WHAT TO WORK ON — A single number is required: how many lines in the records below contain "books".

Dataset excerpts:

========

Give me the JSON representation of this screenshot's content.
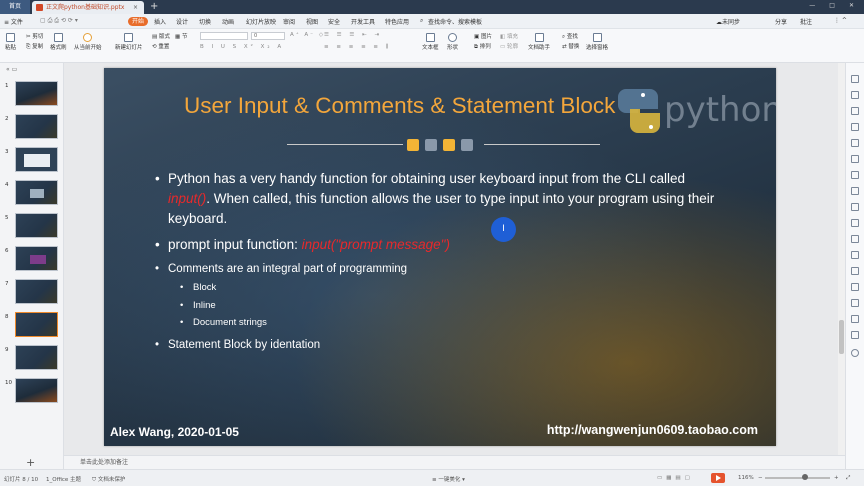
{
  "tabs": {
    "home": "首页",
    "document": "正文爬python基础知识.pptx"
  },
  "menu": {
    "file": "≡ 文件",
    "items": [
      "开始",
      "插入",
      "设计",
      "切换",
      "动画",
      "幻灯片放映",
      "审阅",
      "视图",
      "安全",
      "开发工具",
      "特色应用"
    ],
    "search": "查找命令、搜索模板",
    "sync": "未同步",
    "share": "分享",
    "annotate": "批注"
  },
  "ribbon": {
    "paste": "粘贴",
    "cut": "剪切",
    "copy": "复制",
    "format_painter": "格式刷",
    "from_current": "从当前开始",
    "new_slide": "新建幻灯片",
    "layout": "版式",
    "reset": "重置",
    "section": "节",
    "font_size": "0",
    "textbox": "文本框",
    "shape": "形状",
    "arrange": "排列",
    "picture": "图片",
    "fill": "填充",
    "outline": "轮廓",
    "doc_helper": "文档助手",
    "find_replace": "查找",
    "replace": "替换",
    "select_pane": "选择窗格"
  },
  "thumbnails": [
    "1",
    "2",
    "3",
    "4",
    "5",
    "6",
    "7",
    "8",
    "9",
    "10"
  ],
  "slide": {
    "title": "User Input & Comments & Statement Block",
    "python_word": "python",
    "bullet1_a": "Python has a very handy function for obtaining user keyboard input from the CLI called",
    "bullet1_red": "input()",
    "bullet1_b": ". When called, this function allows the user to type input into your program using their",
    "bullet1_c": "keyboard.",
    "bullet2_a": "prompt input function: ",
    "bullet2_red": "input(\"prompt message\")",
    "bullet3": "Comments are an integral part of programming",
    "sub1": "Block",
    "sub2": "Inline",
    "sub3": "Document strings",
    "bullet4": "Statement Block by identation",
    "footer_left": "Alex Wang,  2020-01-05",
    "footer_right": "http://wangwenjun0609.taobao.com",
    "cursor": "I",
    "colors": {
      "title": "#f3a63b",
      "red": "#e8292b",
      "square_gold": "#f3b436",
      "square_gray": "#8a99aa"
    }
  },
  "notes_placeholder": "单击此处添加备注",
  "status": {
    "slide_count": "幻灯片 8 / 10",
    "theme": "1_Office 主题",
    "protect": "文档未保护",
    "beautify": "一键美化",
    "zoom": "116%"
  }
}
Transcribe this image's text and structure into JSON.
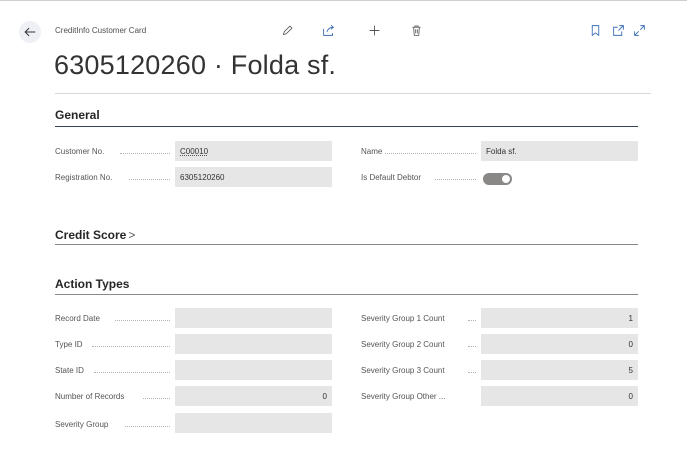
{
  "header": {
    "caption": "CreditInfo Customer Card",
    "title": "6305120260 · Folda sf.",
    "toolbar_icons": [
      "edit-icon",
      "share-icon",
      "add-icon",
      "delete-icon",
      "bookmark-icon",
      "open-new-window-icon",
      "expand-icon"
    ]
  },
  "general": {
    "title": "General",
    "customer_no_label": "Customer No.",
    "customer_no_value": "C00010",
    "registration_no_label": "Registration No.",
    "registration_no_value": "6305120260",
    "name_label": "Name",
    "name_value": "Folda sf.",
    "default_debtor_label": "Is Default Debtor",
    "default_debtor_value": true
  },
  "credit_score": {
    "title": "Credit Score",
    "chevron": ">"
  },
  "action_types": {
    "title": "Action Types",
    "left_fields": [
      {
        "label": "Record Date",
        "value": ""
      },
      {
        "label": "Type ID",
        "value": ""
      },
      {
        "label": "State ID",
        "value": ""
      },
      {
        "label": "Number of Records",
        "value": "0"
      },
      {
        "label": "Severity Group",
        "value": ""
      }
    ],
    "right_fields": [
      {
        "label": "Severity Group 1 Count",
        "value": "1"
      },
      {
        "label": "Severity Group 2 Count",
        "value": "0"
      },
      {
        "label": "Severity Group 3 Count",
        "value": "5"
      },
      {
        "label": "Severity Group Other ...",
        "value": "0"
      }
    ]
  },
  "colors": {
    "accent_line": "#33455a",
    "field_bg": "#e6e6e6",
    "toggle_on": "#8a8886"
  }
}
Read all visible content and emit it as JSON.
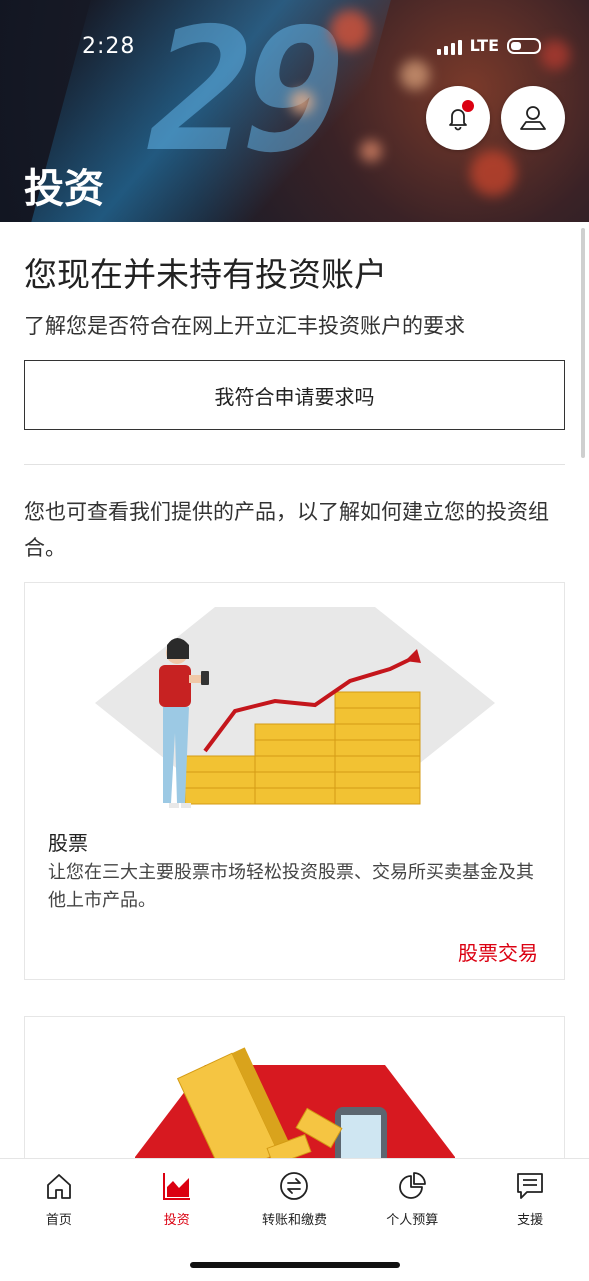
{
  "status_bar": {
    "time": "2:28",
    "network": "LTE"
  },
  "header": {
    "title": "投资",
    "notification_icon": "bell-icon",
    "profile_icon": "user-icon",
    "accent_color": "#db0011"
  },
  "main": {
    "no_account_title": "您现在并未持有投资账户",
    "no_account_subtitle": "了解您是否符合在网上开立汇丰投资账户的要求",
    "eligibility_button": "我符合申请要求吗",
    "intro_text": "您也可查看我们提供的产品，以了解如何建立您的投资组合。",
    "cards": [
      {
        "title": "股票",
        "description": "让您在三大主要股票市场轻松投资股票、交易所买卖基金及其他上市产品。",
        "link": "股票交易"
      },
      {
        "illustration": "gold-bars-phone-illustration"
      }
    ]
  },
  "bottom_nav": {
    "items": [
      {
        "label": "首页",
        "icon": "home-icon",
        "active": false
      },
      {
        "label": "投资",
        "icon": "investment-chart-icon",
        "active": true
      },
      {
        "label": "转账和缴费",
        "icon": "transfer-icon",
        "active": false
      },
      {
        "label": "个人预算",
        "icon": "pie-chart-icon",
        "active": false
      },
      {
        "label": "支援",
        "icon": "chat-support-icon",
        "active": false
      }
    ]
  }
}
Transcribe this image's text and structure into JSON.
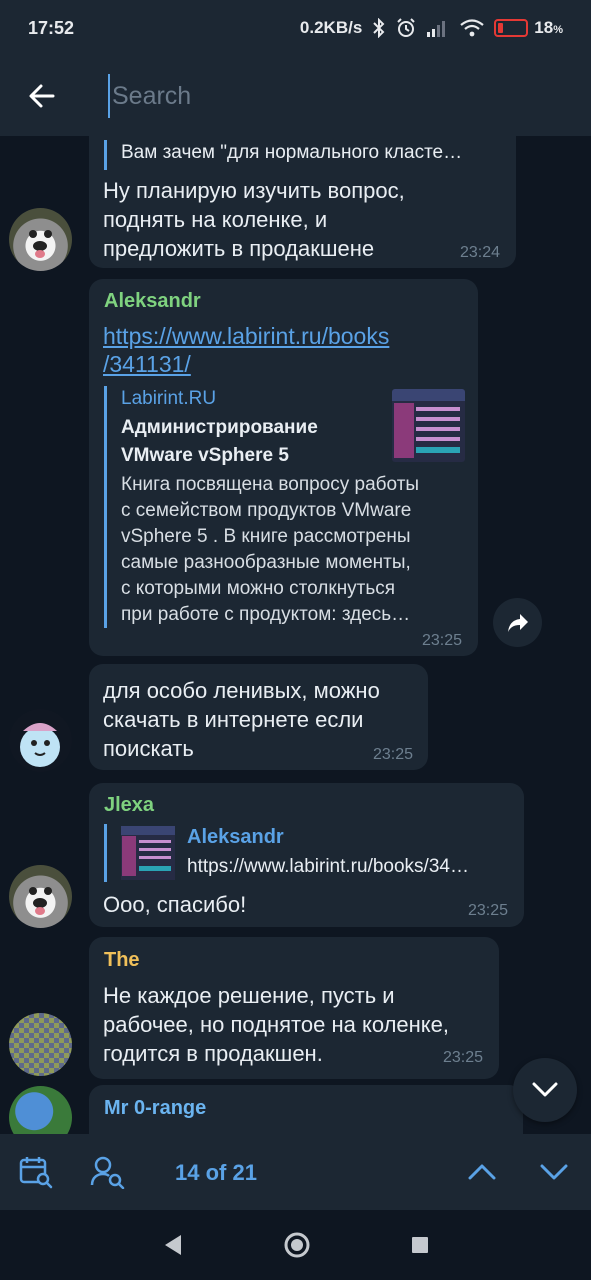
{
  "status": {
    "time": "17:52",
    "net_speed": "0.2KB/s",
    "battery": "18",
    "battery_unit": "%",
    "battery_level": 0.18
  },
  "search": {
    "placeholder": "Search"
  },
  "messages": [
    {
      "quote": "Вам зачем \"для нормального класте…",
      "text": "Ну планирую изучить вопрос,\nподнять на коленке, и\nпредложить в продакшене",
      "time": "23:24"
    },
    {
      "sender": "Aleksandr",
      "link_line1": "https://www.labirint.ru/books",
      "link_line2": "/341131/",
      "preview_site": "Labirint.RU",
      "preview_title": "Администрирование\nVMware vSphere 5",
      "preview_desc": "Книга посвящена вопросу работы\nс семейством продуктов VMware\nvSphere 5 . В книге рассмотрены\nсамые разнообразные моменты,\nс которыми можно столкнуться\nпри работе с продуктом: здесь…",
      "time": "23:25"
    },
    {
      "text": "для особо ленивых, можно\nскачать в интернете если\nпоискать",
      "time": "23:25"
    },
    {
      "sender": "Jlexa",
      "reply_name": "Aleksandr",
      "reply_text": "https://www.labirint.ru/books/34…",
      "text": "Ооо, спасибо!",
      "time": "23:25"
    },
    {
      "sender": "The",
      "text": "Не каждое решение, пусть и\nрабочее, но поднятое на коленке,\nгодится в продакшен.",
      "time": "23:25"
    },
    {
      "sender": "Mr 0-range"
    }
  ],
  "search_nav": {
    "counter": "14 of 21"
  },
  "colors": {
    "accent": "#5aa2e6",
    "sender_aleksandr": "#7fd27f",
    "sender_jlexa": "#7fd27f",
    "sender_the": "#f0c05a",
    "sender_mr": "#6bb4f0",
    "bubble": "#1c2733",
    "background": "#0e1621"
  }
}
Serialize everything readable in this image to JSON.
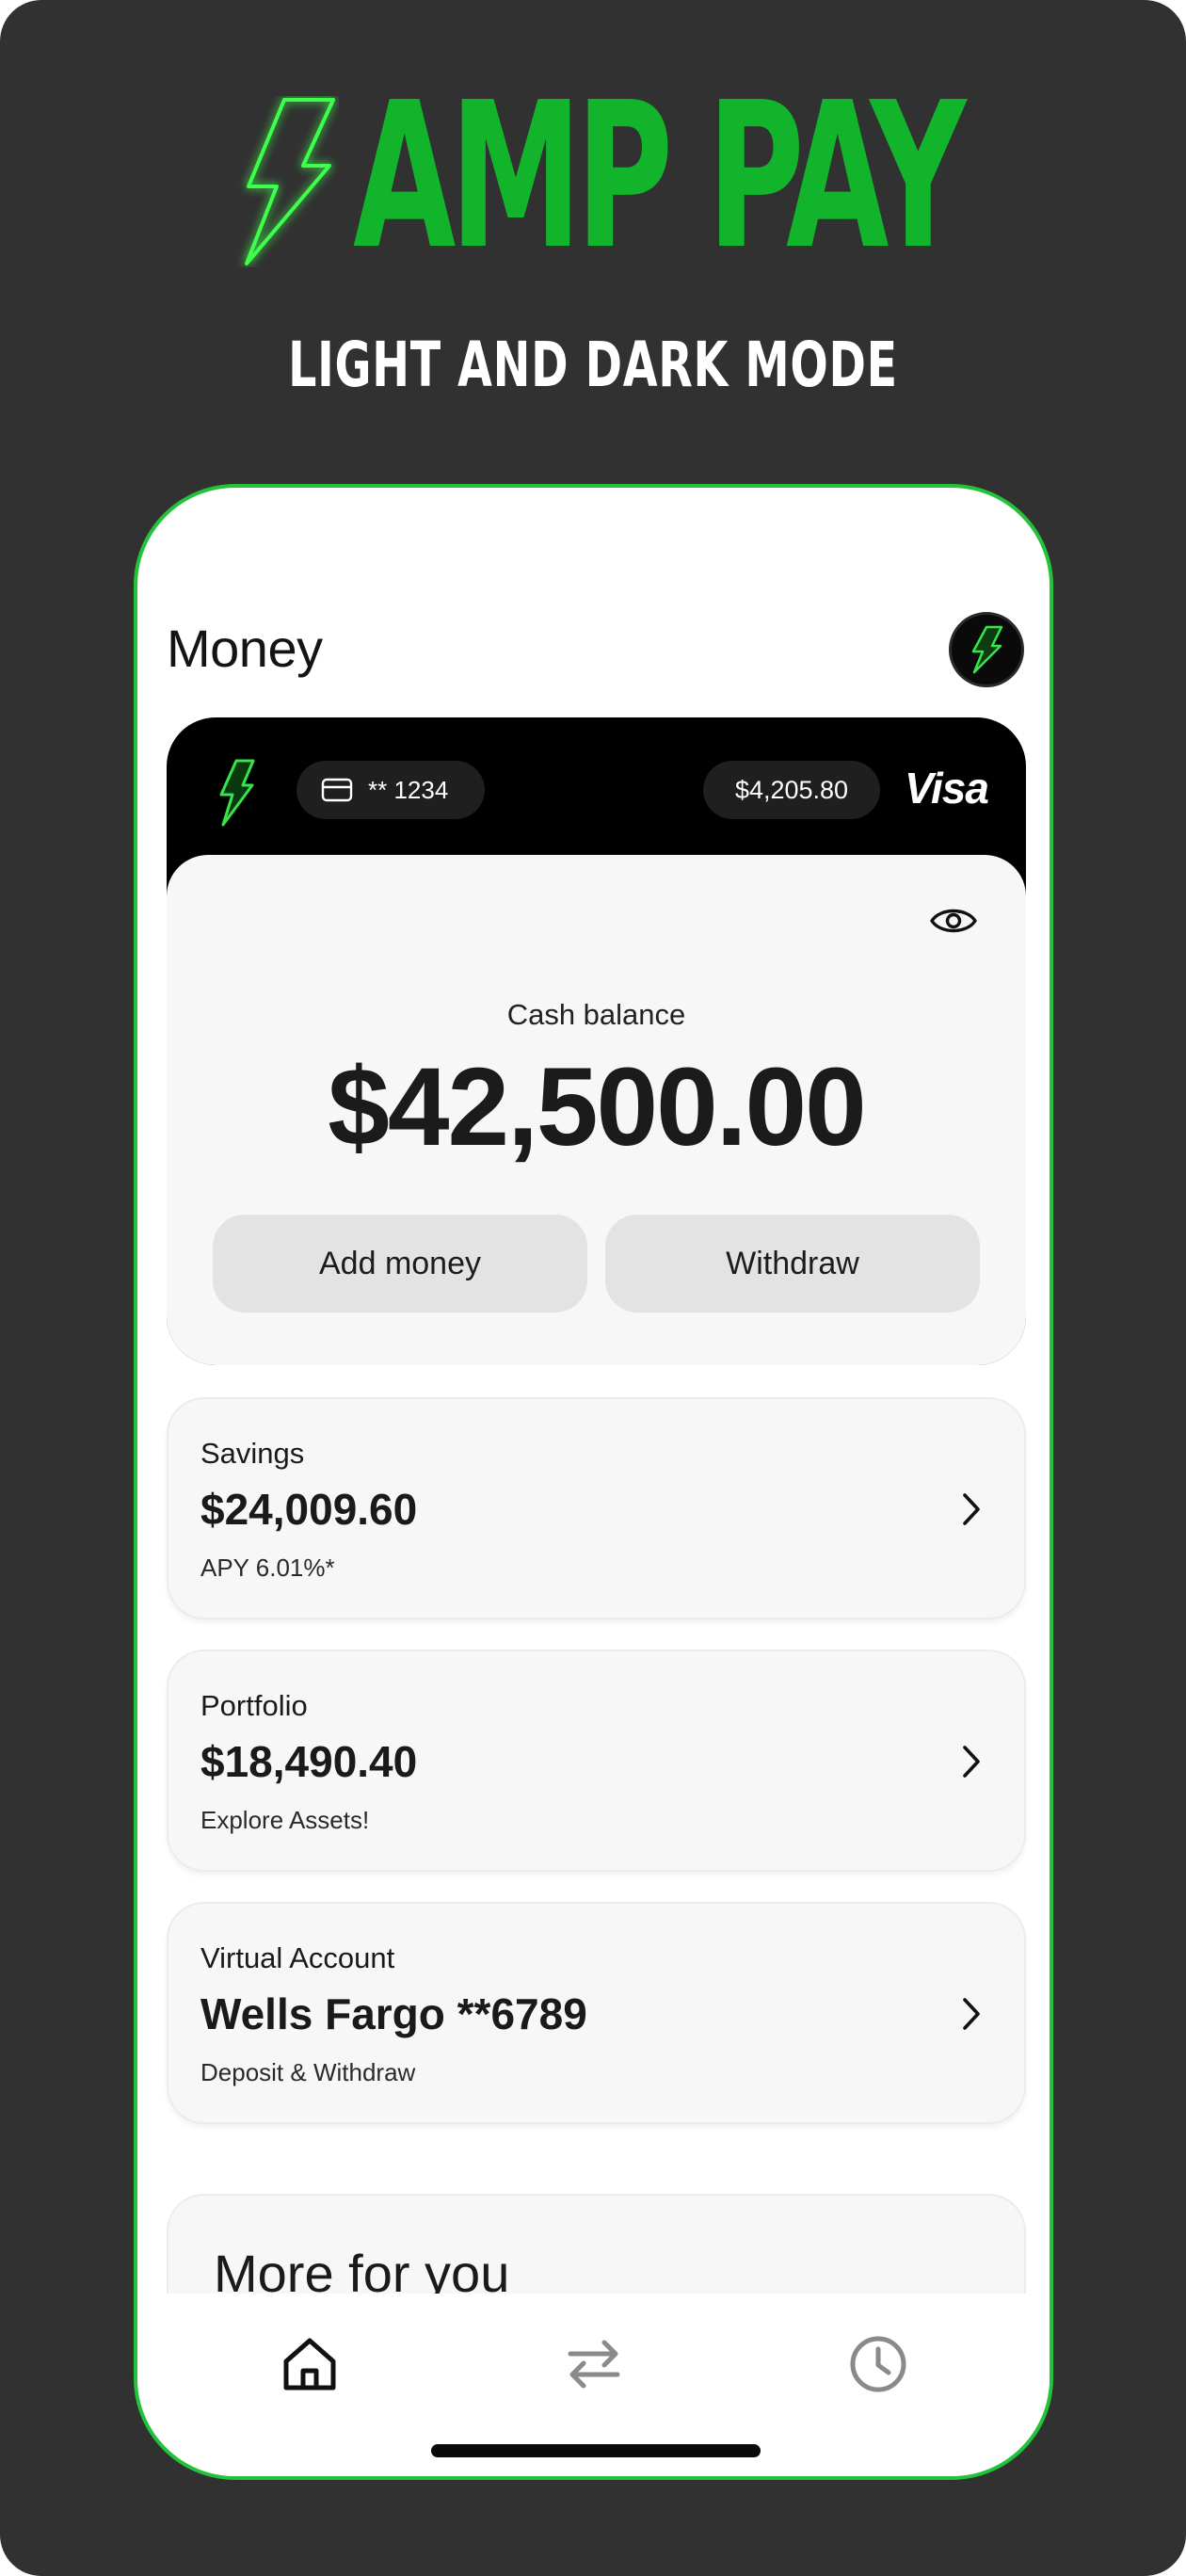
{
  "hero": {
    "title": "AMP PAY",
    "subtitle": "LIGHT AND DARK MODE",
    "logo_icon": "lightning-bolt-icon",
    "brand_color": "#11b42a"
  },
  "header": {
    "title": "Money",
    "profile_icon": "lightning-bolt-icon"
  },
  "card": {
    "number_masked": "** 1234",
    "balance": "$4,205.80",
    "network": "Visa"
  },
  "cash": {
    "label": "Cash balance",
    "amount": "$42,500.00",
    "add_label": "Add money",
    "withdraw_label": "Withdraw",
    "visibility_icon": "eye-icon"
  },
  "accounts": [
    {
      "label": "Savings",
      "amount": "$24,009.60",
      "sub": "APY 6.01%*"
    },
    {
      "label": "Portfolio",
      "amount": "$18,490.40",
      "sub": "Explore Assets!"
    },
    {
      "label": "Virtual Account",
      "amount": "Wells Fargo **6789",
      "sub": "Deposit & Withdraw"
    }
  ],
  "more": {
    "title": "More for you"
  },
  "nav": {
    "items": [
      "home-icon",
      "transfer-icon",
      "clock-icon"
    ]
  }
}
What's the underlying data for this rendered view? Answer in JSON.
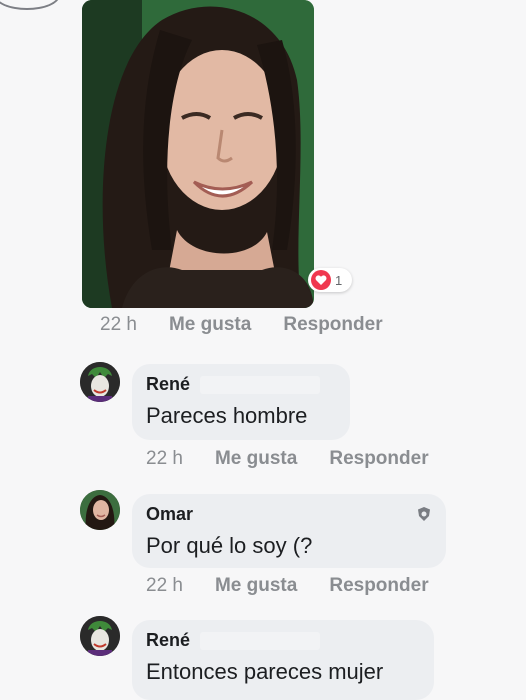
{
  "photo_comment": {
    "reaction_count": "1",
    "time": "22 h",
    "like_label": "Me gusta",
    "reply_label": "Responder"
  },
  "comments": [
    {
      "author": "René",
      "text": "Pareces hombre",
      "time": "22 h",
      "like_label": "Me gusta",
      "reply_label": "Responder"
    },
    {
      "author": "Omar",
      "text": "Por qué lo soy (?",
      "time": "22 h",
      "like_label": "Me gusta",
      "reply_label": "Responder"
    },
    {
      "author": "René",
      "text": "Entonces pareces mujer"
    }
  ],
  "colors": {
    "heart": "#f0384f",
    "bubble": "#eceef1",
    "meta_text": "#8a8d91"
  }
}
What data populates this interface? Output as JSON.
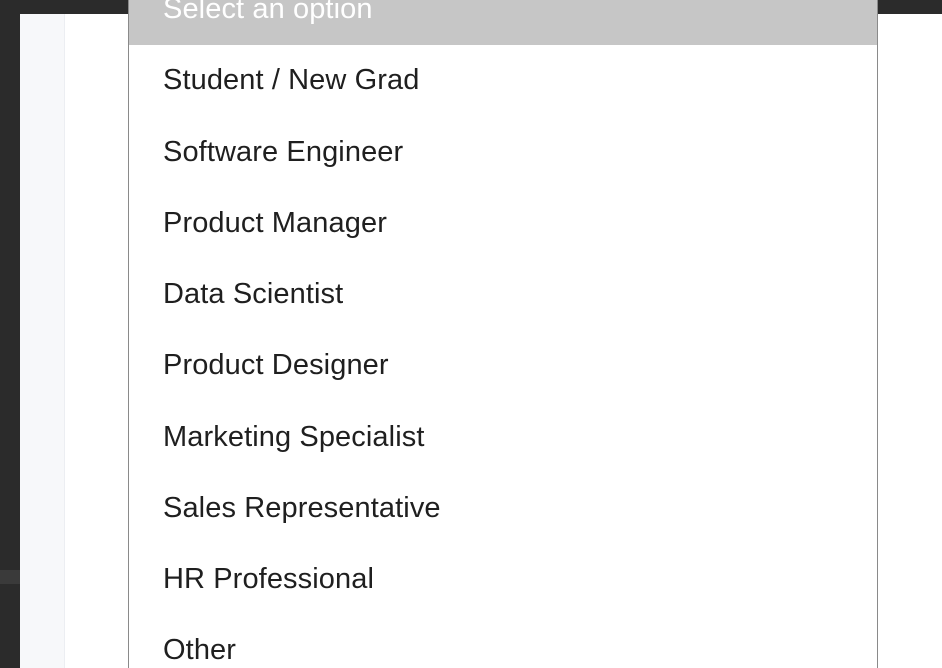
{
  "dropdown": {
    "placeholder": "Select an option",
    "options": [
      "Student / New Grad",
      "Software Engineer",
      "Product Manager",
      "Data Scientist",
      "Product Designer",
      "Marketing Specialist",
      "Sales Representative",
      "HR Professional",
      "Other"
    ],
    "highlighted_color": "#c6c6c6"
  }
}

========

EXERCISE RESPONSE — 2